Not only did the relief bill put $1,400 stimulus checks into millions of people’s pockets, but it also boosted unemployment benefits by $300 a week and exempted $10,200 of jobless benefits from federal taxes.
But the timing of the bill made the latter provision a little tricky. The IRS opened tax season in early February, but the relief bill itself wasn’t signed until mid-March. That means a lot of filers who got unemployment benefits in 2020 had already submitted their tax returns by the time the American Rescue Plan came out. As such, many missed out on claiming that unemployment tax break.
Thankfully, the IRS has a plan for addressing returns that didn’t account for that change. The agency recently announced that filers who are due money back for that now-exempt $10,200 in unemployment income do not have to submit amended tax returns. Rather, the IRS will issue refunds automatically to those who were entitled to that tax break but didn’t account for it.
There’s just one problem — those refunds won’t be coming until May, and some may not reach recipients until the summer. And since many Americans need their refunds as soon as possible, that’s just not ideal.
A Good Problem To Fix
It’s great that Americans won’t have to pay taxes on $10,200 of unemployment income. That tax break will put a lot of extra cash into people’s bank accounts.
But waiting until May to get a refund on that money could put a lot of people in a tight spot. Many Americans were living paycheck to paycheck before the pandemic and routinely rely on their tax refunds to make ends meet. And these days, more filers may need their refunds to cover basic expenses — particularly those who have lost income during COVID-19. As such, waiting until May to get that money isn’t ideal.
Now, the good news is that last year, the IRS paid tax filers interest on refunds issued after the original April 15 tax-filing deadline. There’s a chance the agency will do the same this year. But that still means many households could rack up debt between now and May while waiting for their refunds.
It does help that millions of stimulus payments have already been issued, so some tax filers awaiting a refund may be able to fall back on their stimulus cash instead. But not everyone who’s entitled to a stimulus has that money already.
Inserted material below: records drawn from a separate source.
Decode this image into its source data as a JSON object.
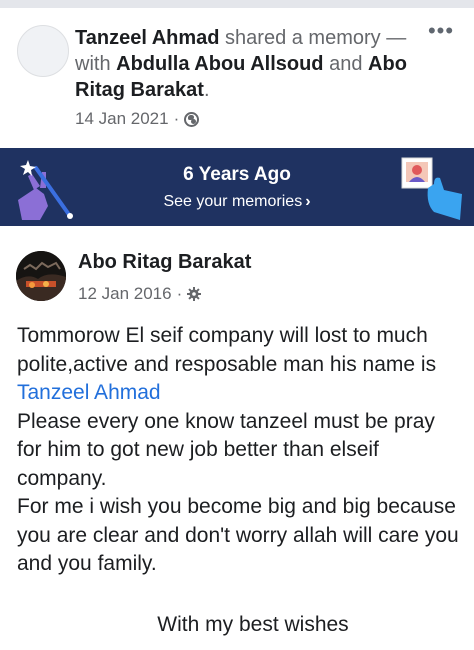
{
  "share_header": {
    "sharer": "Tanzeel Ahmad",
    "action_text": "shared a memory — with",
    "tagged_1": "Abdulla Abou Allsoud",
    "conjunction": "and",
    "tagged_2": "Abo Ritag Barakat",
    "end_punct": ".",
    "date": "14 Jan 2021",
    "sep": "·",
    "privacy_icon": "globe-icon",
    "more_label": "•••"
  },
  "memory_banner": {
    "title": "6 Years Ago",
    "link_label": "See your memories",
    "link_chevron": "›",
    "background": "#1f3261"
  },
  "post": {
    "author": "Abo Ritag Barakat",
    "date": "12 Jan 2016",
    "sep": "·",
    "privacy_icon": "gear-icon",
    "line1_before": "Tommorow El seif company will lost to much polite,active and resposable man his name is",
    "mention": "Tanzeel Ahmad",
    "line2": "Please every one know tanzeel must be pray for him to got new job better than elseif company.",
    "line3": "For me i wish you become big and big because you are clear and don't worry allah will care you and you family.",
    "sign_off": "With my best wishes"
  },
  "colors": {
    "link_blue": "#216fdb",
    "secondary_text": "#65676b",
    "primary_text": "#1c1e21"
  }
}
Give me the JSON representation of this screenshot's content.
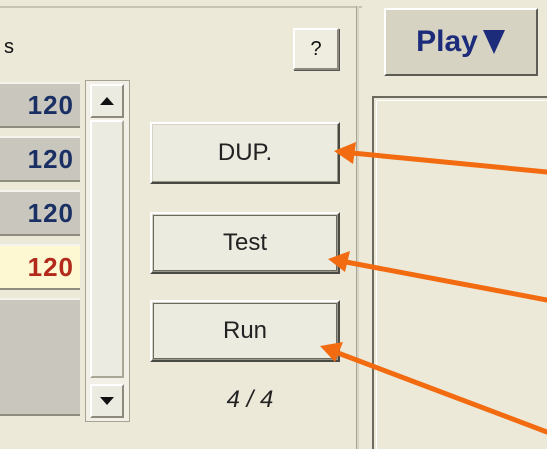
{
  "left_panel": {
    "header_text": "s",
    "help_label": "?",
    "list_rows": [
      {
        "text": "120",
        "selected": false
      },
      {
        "text": "120",
        "selected": false
      },
      {
        "text": "120",
        "selected": false
      },
      {
        "text": "120",
        "selected": true
      },
      {
        "text": "",
        "selected": false
      }
    ],
    "scroll_up_icon": "arrow-up",
    "scroll_down_icon": "arrow-down"
  },
  "actions": {
    "dup_label": "DUP.",
    "test_label": "Test",
    "run_label": "Run",
    "counter": "4 / 4"
  },
  "right_panel": {
    "play_label": "Play",
    "play_icon": "triangle-down"
  },
  "colors": {
    "accent_arrow": "#f26b11",
    "row_text": "#1a2f63",
    "selected_row_text": "#b3291b",
    "play_text": "#1c2c7b"
  }
}
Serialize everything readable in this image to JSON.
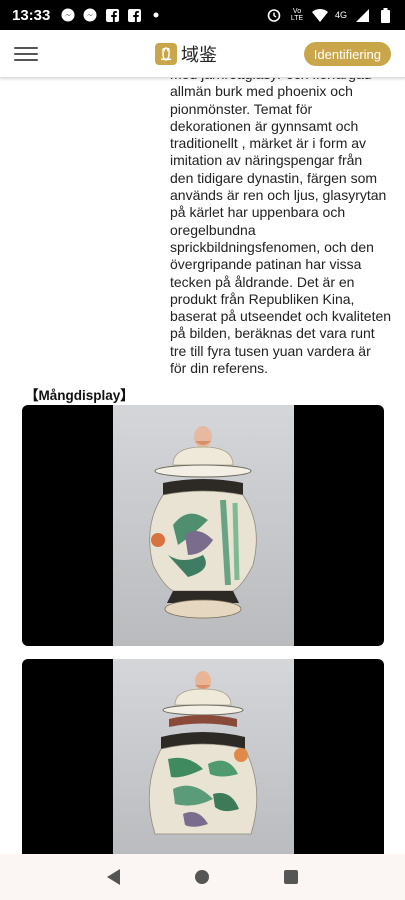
{
  "status_bar": {
    "time": "13:33",
    "notifications": [
      "messenger-icon",
      "messenger-icon",
      "facebook-icon",
      "facebook-icon",
      "dot-icon"
    ],
    "system": [
      "alarm-icon",
      "volte-icon",
      "wifi-icon",
      "4g-icon",
      "signal-icon",
      "battery-icon"
    ],
    "volte_label": "Vo LTE",
    "network_label": "4G"
  },
  "header": {
    "logo_text": "域鉴",
    "identify_button": "Identifiering"
  },
  "article": {
    "paragraph_lines": [
      "med järnröttglasyr och flerfärgad",
      "allmän burk med phoenix och",
      "pionmönster. Temat för",
      "dekorationen är gynnsamt och",
      "traditionellt , märket är i form av",
      "imitation av näringspengar från",
      "den tidigare dynastin, färgen som",
      "används är ren och ljus, glasyrytan",
      "på kärlet har uppenbara och",
      "oregelbundna",
      "sprickbildningsfenomen, och den",
      "övergripande patinan har vissa",
      "tecken på åldrande. Det är en",
      "produkt från Republiken Kina,",
      "baserat på utseendet och kvaliteten",
      "på bilden, beräknas det vara runt",
      "tre till fyra tusen yuan vardera är",
      "för din referens."
    ],
    "section_title": "【Mångdisplay】",
    "photos": [
      "vase-photo",
      "vase-photo"
    ]
  },
  "colors": {
    "accent": "#c9a64a",
    "text": "#222222"
  },
  "nav": [
    "back-icon",
    "home-icon",
    "recents-icon"
  ]
}
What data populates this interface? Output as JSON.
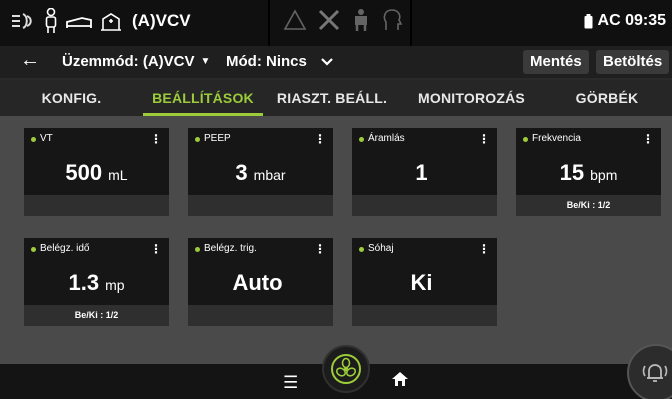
{
  "status": {
    "mode": "(A)VCV",
    "clock": "AC 09:35"
  },
  "modebar": {
    "mode_label": "Üzemmód: (A)VCV",
    "mod_label": "Mód: Nincs",
    "save_label": "Mentés",
    "load_label": "Betöltés"
  },
  "tabs": [
    {
      "label": "KONFIG.",
      "active": false
    },
    {
      "label": "BEÁLLÍTÁSOK",
      "active": true
    },
    {
      "label": "RIASZT. BEÁLL.",
      "active": false
    },
    {
      "label": "MONITOROZÁS",
      "active": false
    },
    {
      "label": "GÖRBÉK",
      "active": false
    }
  ],
  "cards": [
    {
      "name": "VT",
      "value": "500",
      "unit": "mL",
      "footer": ""
    },
    {
      "name": "PEEP",
      "value": "3",
      "unit": "mbar",
      "footer": ""
    },
    {
      "name": "Áramlás",
      "value": "1",
      "unit": "",
      "footer": ""
    },
    {
      "name": "Frekvencia",
      "value": "15",
      "unit": "bpm",
      "footer": "Be/Ki : 1/2"
    },
    {
      "name": "Belégz. idő",
      "value": "1.3",
      "unit": "mp",
      "footer": "Be/Ki : 1/2"
    },
    {
      "name": "Belégz. trig.",
      "value": "Auto",
      "unit": "",
      "footer": ""
    },
    {
      "name": "Sóhaj",
      "value": "Ki",
      "unit": "",
      "footer": ""
    }
  ],
  "colors": {
    "accent": "#9ccc3a",
    "card_bg": "#161616",
    "content_bg": "#4a4a4a"
  },
  "icons": [
    "ventilator-icon",
    "patient-icon",
    "bed-icon",
    "hospital-icon",
    "warning-icon",
    "tools-icon",
    "person-icon",
    "head-icon",
    "battery-icon",
    "back-arrow-icon",
    "menu-icon",
    "fan-icon",
    "home-icon",
    "alarm-bell-icon"
  ]
}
The IRS can only issue a limited number of checks and debit cards at once, so those waiting on a direct payment in either form may not get their money until later in April or possibly even May. Throw in a tax refund delay on top of a stimulus payment delay, and it certainly makes for a less-than-ideal financial situation for many.
Source: Motley Fool